I spent all day today at the NIH VBAC Conference. You can catch the rest of the conference tomorrow on Webcast. My head is aching from listening to fourteen presentations, breaking only for lunch. It is also bursting with questions. Here are a few:
Why do doctors continue to talk about whether or not we should "allow" certain women to VBAC rather then supporting a woman's right to choose by offering access to VBAC and information on real risks of attempting VBAC or a repeat cesarean delivery?
Why do we call repeat cesareans ERCDs or Elective Repeat Cesarean Delivery (when you have hospital VBAC bans or individual doctors who do not support VBAC, there certainly isn't much election involved)?
If successful VBACs are safer repeat cesareans and failed VBACs, then why aren't we talking about how to increase our rate of successful VBACs?
Why is it acceptable to talk about Obstetrical studies from other countries but not home birth studies from other countries?
Why can't we talk about the difference between VBAC rates based on birth setting (home, hospital or birth center)? (Instead we talk about university hospitals vs. private hospitals, vs. community hospitals etc.)

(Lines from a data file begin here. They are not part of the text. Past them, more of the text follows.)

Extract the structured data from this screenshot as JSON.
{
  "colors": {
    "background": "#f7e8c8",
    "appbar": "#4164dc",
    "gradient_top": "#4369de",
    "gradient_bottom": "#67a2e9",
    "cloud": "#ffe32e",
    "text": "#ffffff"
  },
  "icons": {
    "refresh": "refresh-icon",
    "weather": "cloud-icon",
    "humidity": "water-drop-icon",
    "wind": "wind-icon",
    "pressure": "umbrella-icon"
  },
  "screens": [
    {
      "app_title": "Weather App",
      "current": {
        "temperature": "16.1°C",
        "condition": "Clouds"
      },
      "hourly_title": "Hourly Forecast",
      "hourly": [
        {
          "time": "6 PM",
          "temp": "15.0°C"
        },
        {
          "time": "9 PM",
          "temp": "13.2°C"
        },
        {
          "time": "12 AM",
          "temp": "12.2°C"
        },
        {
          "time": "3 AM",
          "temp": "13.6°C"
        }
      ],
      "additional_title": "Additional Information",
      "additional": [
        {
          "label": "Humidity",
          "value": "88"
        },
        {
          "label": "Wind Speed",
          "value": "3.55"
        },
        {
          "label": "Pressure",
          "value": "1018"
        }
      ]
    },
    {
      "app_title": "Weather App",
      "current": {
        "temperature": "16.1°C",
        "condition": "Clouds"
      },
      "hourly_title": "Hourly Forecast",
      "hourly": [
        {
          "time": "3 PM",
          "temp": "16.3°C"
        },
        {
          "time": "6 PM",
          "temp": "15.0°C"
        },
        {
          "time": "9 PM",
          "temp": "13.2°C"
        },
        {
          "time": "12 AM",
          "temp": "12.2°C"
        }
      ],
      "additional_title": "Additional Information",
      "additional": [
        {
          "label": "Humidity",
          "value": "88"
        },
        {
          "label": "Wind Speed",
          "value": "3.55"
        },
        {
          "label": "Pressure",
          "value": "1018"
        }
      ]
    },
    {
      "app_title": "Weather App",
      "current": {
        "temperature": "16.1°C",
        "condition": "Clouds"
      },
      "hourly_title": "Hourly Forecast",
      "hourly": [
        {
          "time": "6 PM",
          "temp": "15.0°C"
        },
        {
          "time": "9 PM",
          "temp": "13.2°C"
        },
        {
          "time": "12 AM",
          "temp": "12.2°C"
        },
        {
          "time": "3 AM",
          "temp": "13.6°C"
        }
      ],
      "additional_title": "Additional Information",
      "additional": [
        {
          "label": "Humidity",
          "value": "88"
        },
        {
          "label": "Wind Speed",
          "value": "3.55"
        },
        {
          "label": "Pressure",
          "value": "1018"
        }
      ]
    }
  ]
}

Isn't the fact that access to a "trial of labor" would lead to 9/100,000 fewer death a good reason to support VBAC? (From the presentation "Evidence-based Practice Center Presentation II: Maternal Benefits and Harms and Relevant Factors," Jeanne-Marie Guise, M.D., M.P.H)
Time for some ginger tea and honey. More tomorrow.